A jury found two animal-rights workers not guilty Friday of animal cruelty for euthanizing animals they took from shelters, but both were convicted of littering for dumping the carcasses in a trash bin.
Adria Hinkle and Andrew Cook, two employees of People for the Ethical Treatment of Animals, or PETA, were cleared of eight misdemeanor counts of animal cruelty. Hinkle also was found not guilty of three felony counts of obtaining property by false pretenses.
Both received a 10-day suspended jail sentence and a year of supervised probation, meaning neither will serve jail time. Their van will be confiscated by police and each was ordered to pay $4,000 in fines and court costs.
"I gave the penalty I thought was appropriate," Superior Court Judge Cy Grant said.
As she left the courtroom after the two-week trial, Hinkle said she was relieved.
"Justice was served," she said.
Cook declined immediate comment.
Hinkle and Cook had testified that they euthanized the animals in the back of their van to relieve the animals' suffering. They said they disposed of the bodies in Hertford County, instead of driving them back to the PETA offices in Virginia, because the smell was overwhelming.
The animals were picked up from several shelters in northeast North Carolina.
Hinkle, 28, of Norfolk, Va., and Cook, 26, of Virginia Beach, had each faced 21 felony counts of animal cruelty until Grant reduced those charges Thursday, saying prosecutors failed to prove malice, a necessary element of the felony charge.
The pair was arrested in June 2005 after police said they saw them dump several bags of dead animals behind a grocery store. Police said they found more dead animals in the pair's van.
Local shelter officials said they were unaware that PETA planned to euthanize most of the animals it picked up, but a PETA official testified that she told county officials of the policy.

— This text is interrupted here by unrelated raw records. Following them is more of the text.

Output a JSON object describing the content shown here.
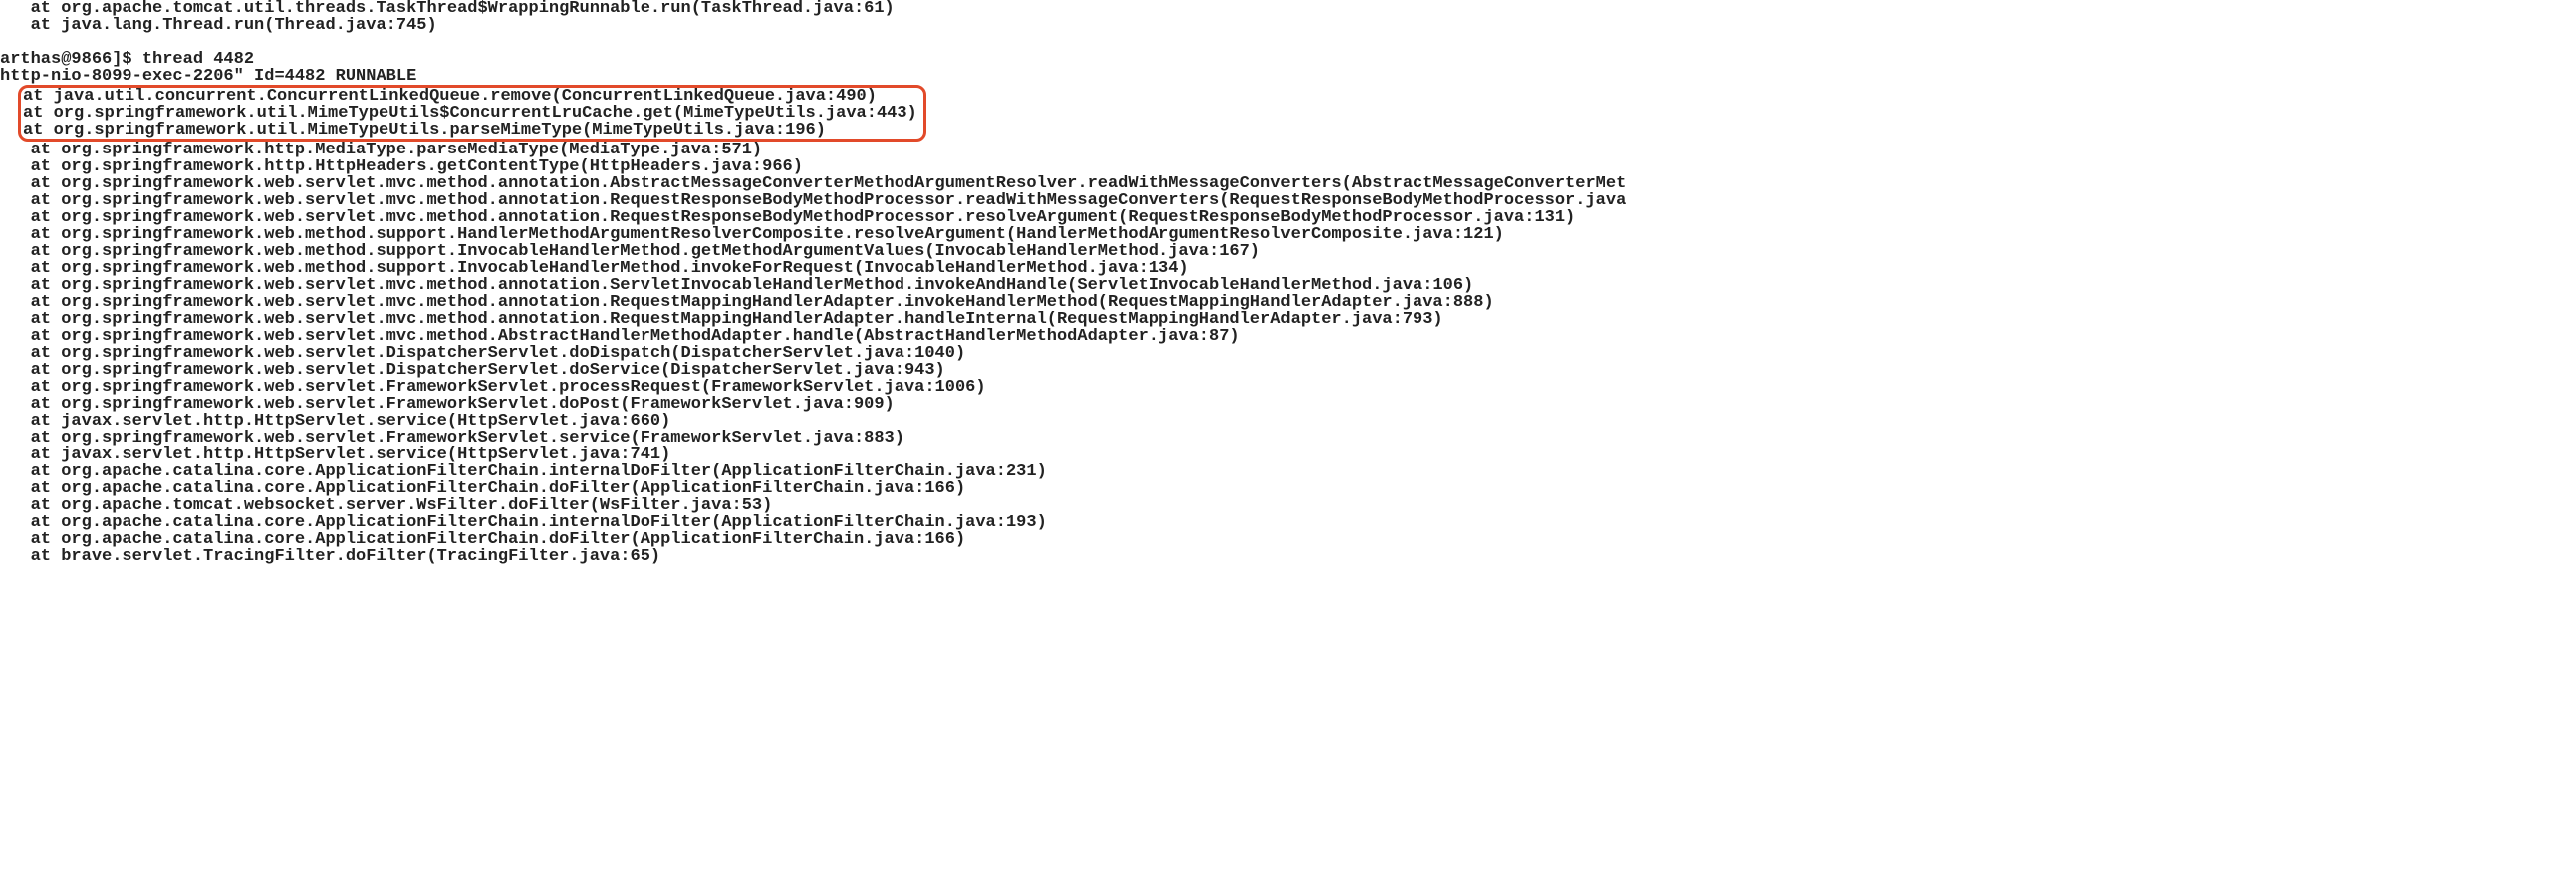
{
  "header_lines": [
    "   at org.apache.tomcat.util.threads.TaskThread$WrappingRunnable.run(TaskThread.java:61)",
    "   at java.lang.Thread.run(Thread.java:745)"
  ],
  "prompt_line": "arthas@9866]$ thread 4482",
  "thread_title": "http-nio-8099-exec-2206\" Id=4482 RUNNABLE",
  "highlighted": [
    "at java.util.concurrent.ConcurrentLinkedQueue.remove(ConcurrentLinkedQueue.java:490)",
    "at org.springframework.util.MimeTypeUtils$ConcurrentLruCache.get(MimeTypeUtils.java:443)",
    "at org.springframework.util.MimeTypeUtils.parseMimeType(MimeTypeUtils.java:196)"
  ],
  "stack": [
    "   at org.springframework.http.MediaType.parseMediaType(MediaType.java:571)",
    "   at org.springframework.http.HttpHeaders.getContentType(HttpHeaders.java:966)",
    "   at org.springframework.web.servlet.mvc.method.annotation.AbstractMessageConverterMethodArgumentResolver.readWithMessageConverters(AbstractMessageConverterMet",
    "   at org.springframework.web.servlet.mvc.method.annotation.RequestResponseBodyMethodProcessor.readWithMessageConverters(RequestResponseBodyMethodProcessor.java",
    "   at org.springframework.web.servlet.mvc.method.annotation.RequestResponseBodyMethodProcessor.resolveArgument(RequestResponseBodyMethodProcessor.java:131)",
    "   at org.springframework.web.method.support.HandlerMethodArgumentResolverComposite.resolveArgument(HandlerMethodArgumentResolverComposite.java:121)",
    "   at org.springframework.web.method.support.InvocableHandlerMethod.getMethodArgumentValues(InvocableHandlerMethod.java:167)",
    "   at org.springframework.web.method.support.InvocableHandlerMethod.invokeForRequest(InvocableHandlerMethod.java:134)",
    "   at org.springframework.web.servlet.mvc.method.annotation.ServletInvocableHandlerMethod.invokeAndHandle(ServletInvocableHandlerMethod.java:106)",
    "   at org.springframework.web.servlet.mvc.method.annotation.RequestMappingHandlerAdapter.invokeHandlerMethod(RequestMappingHandlerAdapter.java:888)",
    "   at org.springframework.web.servlet.mvc.method.annotation.RequestMappingHandlerAdapter.handleInternal(RequestMappingHandlerAdapter.java:793)",
    "   at org.springframework.web.servlet.mvc.method.AbstractHandlerMethodAdapter.handle(AbstractHandlerMethodAdapter.java:87)",
    "   at org.springframework.web.servlet.DispatcherServlet.doDispatch(DispatcherServlet.java:1040)",
    "   at org.springframework.web.servlet.DispatcherServlet.doService(DispatcherServlet.java:943)",
    "   at org.springframework.web.servlet.FrameworkServlet.processRequest(FrameworkServlet.java:1006)",
    "   at org.springframework.web.servlet.FrameworkServlet.doPost(FrameworkServlet.java:909)",
    "   at javax.servlet.http.HttpServlet.service(HttpServlet.java:660)",
    "   at org.springframework.web.servlet.FrameworkServlet.service(FrameworkServlet.java:883)",
    "   at javax.servlet.http.HttpServlet.service(HttpServlet.java:741)",
    "   at org.apache.catalina.core.ApplicationFilterChain.internalDoFilter(ApplicationFilterChain.java:231)",
    "   at org.apache.catalina.core.ApplicationFilterChain.doFilter(ApplicationFilterChain.java:166)",
    "   at org.apache.tomcat.websocket.server.WsFilter.doFilter(WsFilter.java:53)",
    "   at org.apache.catalina.core.ApplicationFilterChain.internalDoFilter(ApplicationFilterChain.java:193)",
    "   at org.apache.catalina.core.ApplicationFilterChain.doFilter(ApplicationFilterChain.java:166)",
    "   at brave.servlet.TracingFilter.doFilter(TracingFilter.java:65)"
  ],
  "watermark": ""
}
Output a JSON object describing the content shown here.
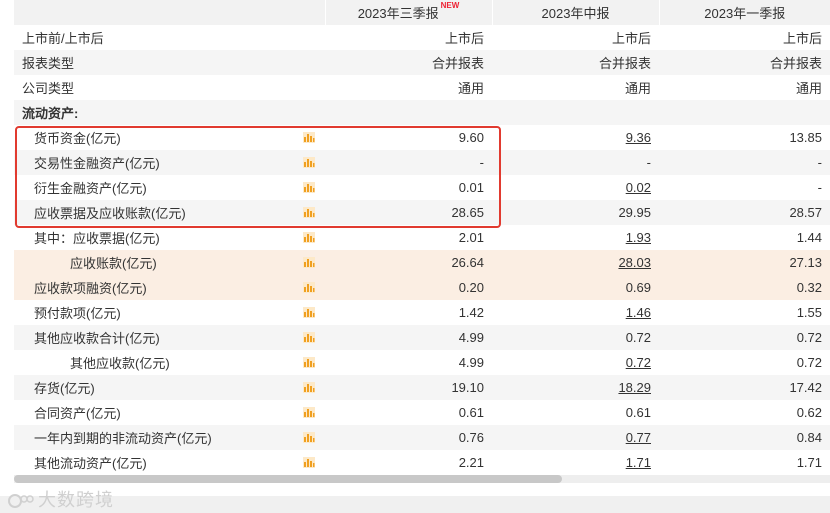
{
  "columns": {
    "label": "",
    "q3": "2023年三季报",
    "q3_badge": "NEW",
    "h1": "2023年中报",
    "q1": "2023年一季报"
  },
  "rows": [
    {
      "label": "上市前/上市后",
      "q3": "上市后",
      "h1": "上市后",
      "q1": "上市后"
    },
    {
      "label": "报表类型",
      "q3": "合并报表",
      "h1": "合并报表",
      "q1": "合并报表"
    },
    {
      "label": "公司类型",
      "q3": "通用",
      "h1": "通用",
      "q1": "通用"
    },
    {
      "label": "流动资产:",
      "q3": "",
      "h1": "",
      "q1": ""
    },
    {
      "label": "货币资金(亿元)",
      "q3": "9.60",
      "h1": "9.36",
      "q1": "13.85"
    },
    {
      "label": "交易性金融资产(亿元)",
      "q3": "-",
      "h1": "-",
      "q1": "-"
    },
    {
      "label": "衍生金融资产(亿元)",
      "q3": "0.01",
      "h1": "0.02",
      "q1": "-"
    },
    {
      "label": "应收票据及应收账款(亿元)",
      "q3": "28.65",
      "h1": "29.95",
      "q1": "28.57"
    },
    {
      "label": "其中：应收票据(亿元)",
      "q3": "2.01",
      "h1": "1.93",
      "q1": "1.44"
    },
    {
      "label": "应收账款(亿元)",
      "q3": "26.64",
      "h1": "28.03",
      "q1": "27.13"
    },
    {
      "label": "应收款项融资(亿元)",
      "q3": "0.20",
      "h1": "0.69",
      "q1": "0.32"
    },
    {
      "label": "预付款项(亿元)",
      "q3": "1.42",
      "h1": "1.46",
      "q1": "1.55"
    },
    {
      "label": "其他应收款合计(亿元)",
      "q3": "4.99",
      "h1": "0.72",
      "q1": "0.72"
    },
    {
      "label": "其他应收款(亿元)",
      "q3": "4.99",
      "h1": "0.72",
      "q1": "0.72"
    },
    {
      "label": "存货(亿元)",
      "q3": "19.10",
      "h1": "18.29",
      "q1": "17.42"
    },
    {
      "label": "合同资产(亿元)",
      "q3": "0.61",
      "h1": "0.61",
      "q1": "0.62"
    },
    {
      "label": "一年内到期的非流动资产(亿元)",
      "q3": "0.76",
      "h1": "0.77",
      "q1": "0.84"
    },
    {
      "label": "其他流动资产(亿元)",
      "q3": "2.21",
      "h1": "1.71",
      "q1": "1.71"
    }
  ],
  "watermark": "大数跨境",
  "icon_names": {
    "chart": "bar-chart-icon",
    "logo": "watermark-logo-icon"
  },
  "colors": {
    "highlight_box": "#e13a2f",
    "new_badge": "#e23",
    "chart_icon": "#f0a020",
    "row_highlight": "#fbeee3"
  }
}
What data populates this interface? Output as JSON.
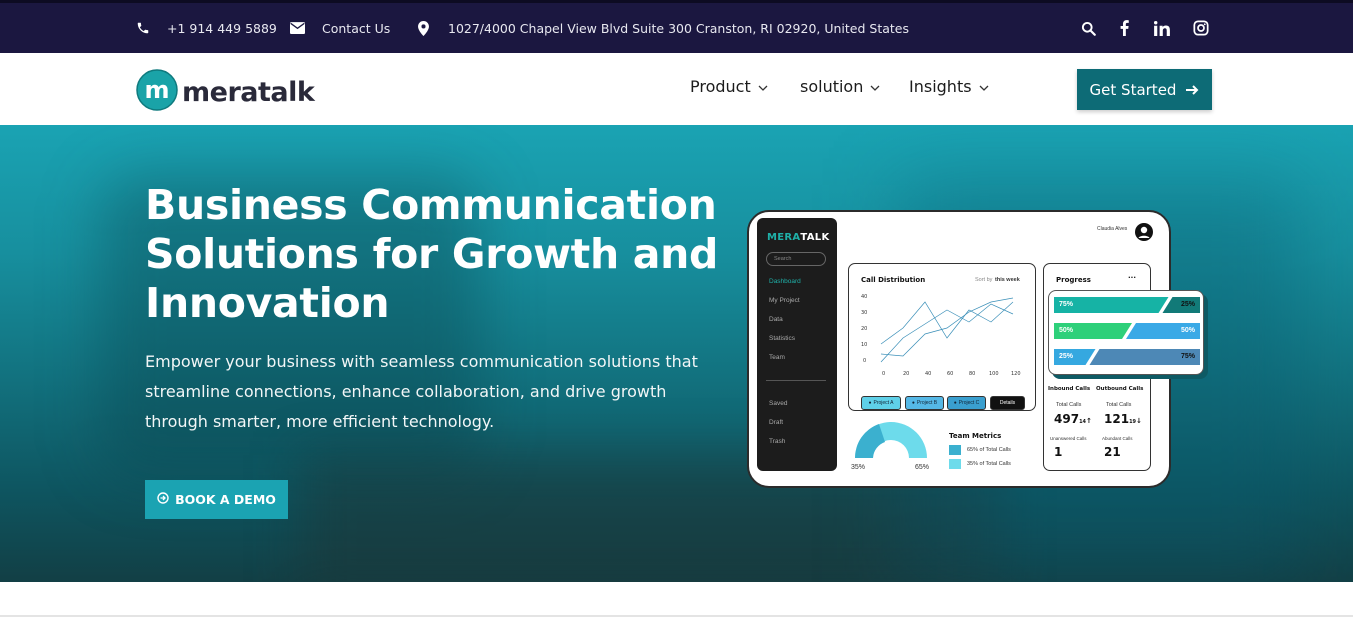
{
  "topbar": {
    "phone": "+1 914 449 5889",
    "contact": "Contact Us",
    "address": "1027/4000 Chapel View Blvd Suite 300 Cranston, RI 02920, United States",
    "icons": [
      "search-icon",
      "facebook-icon",
      "linkedin-icon",
      "instagram-icon"
    ]
  },
  "nav": {
    "logo_text": "meratalk",
    "items": [
      {
        "label": "Product"
      },
      {
        "label": "solution"
      },
      {
        "label": "Insights"
      }
    ],
    "cta_label": "Get Started"
  },
  "hero": {
    "title": "Business Communication Solutions for Growth and Innovation",
    "description": "Empower your business with seamless communication solutions that streamline connections, enhance collaboration, and drive growth through smarter, more efficient technology.",
    "button_label": "BOOK A DEMO"
  },
  "dashboard": {
    "brand_a": "MERA",
    "brand_b": "TALK",
    "user_name": "Claudia Alves",
    "search_placeholder": "Search",
    "sidebar": [
      "Dashboard",
      "My Project",
      "Data",
      "Statistics",
      "Team",
      "Saved",
      "Draft",
      "Trash"
    ],
    "call_distribution": {
      "title": "Call Distribution",
      "sort_label": "Sort by",
      "sort_value": "this week",
      "y_ticks": [
        "40",
        "30",
        "20",
        "10",
        "0"
      ],
      "x_ticks": [
        "0",
        "20",
        "40",
        "60",
        "80",
        "100",
        "120"
      ],
      "legend": [
        "Project A",
        "Project B",
        "Project C"
      ],
      "details_label": "Details"
    },
    "progress": {
      "title": "Progress",
      "more": "...",
      "rows": [
        {
          "left": "75%",
          "right": "25%",
          "left_value": 75
        },
        {
          "left": "50%",
          "right": "50%",
          "left_value": 50
        },
        {
          "left": "25%",
          "right": "75%",
          "left_value": 25
        }
      ]
    },
    "calls": {
      "inbound_title": "Inbound Calls",
      "outbound_title": "Outbound Calls",
      "total_label": "Total Calls",
      "inbound_total": "497",
      "inbound_delta": "14",
      "outbound_total": "121",
      "outbound_delta": "19",
      "unanswered_label": "Unanswered Calls",
      "abandoned_label": "Abundant Calls",
      "unanswered": "1",
      "abandoned": "21"
    },
    "team": {
      "left_pct": "35%",
      "right_pct": "65%",
      "title": "Team Metrics",
      "items": [
        "65% of Total Calls",
        "35% of Total Calls"
      ]
    }
  },
  "colors": {
    "topbar_bg": "#1b1740",
    "cta_bg": "#0d6b76",
    "demo_bg": "#1ba3b2",
    "accent_teal": "#1fb0a8"
  }
}
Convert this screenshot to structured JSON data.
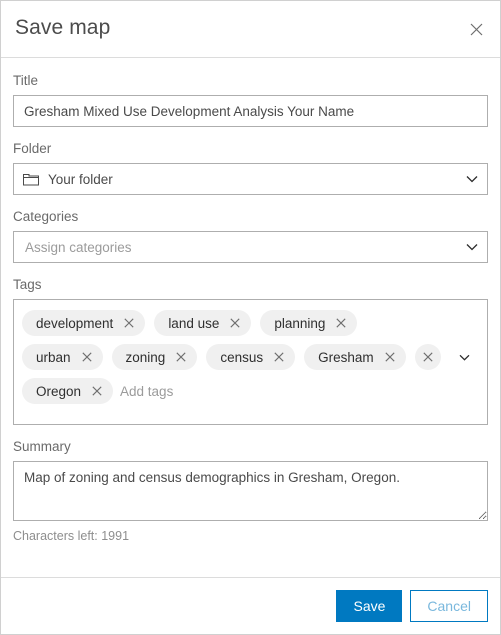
{
  "dialog": {
    "title": "Save map",
    "close_icon": "close-icon"
  },
  "fields": {
    "title": {
      "label": "Title",
      "value": "Gresham Mixed Use Development Analysis Your Name",
      "placeholder": "Title"
    },
    "folder": {
      "label": "Folder",
      "value": "Your folder",
      "icon": "folder-icon",
      "chevron": "chevron-down-icon"
    },
    "categories": {
      "label": "Categories",
      "placeholder": "Assign categories",
      "value": "Assign categories",
      "chevron": "chevron-down-icon"
    },
    "tags": {
      "label": "Tags",
      "add_placeholder": "Add tags",
      "rows": [
        [
          "development",
          "land use",
          "planning"
        ],
        [
          "urban",
          "zoning",
          "census",
          "Gresham"
        ],
        [
          "Oregon"
        ]
      ],
      "clear_all_icon": "close-circle-icon",
      "chevron": "chevron-down-icon"
    },
    "summary": {
      "label": "Summary",
      "value": "Map of zoning and census demographics in Gresham, Oregon.",
      "placeholder": "Summary",
      "characters_left": "Characters left: 1991"
    }
  },
  "footer": {
    "save_label": "Save",
    "cancel_label": "Cancel"
  },
  "colors": {
    "accent": "#0079c1",
    "cancel_text": "#7ab8dd",
    "chip_bg": "#f0f0f0",
    "border": "#aeaeae",
    "divider": "#dcdcdc"
  }
}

Hinkle testified that she never told the shelters the animals wouldn't be euthanized.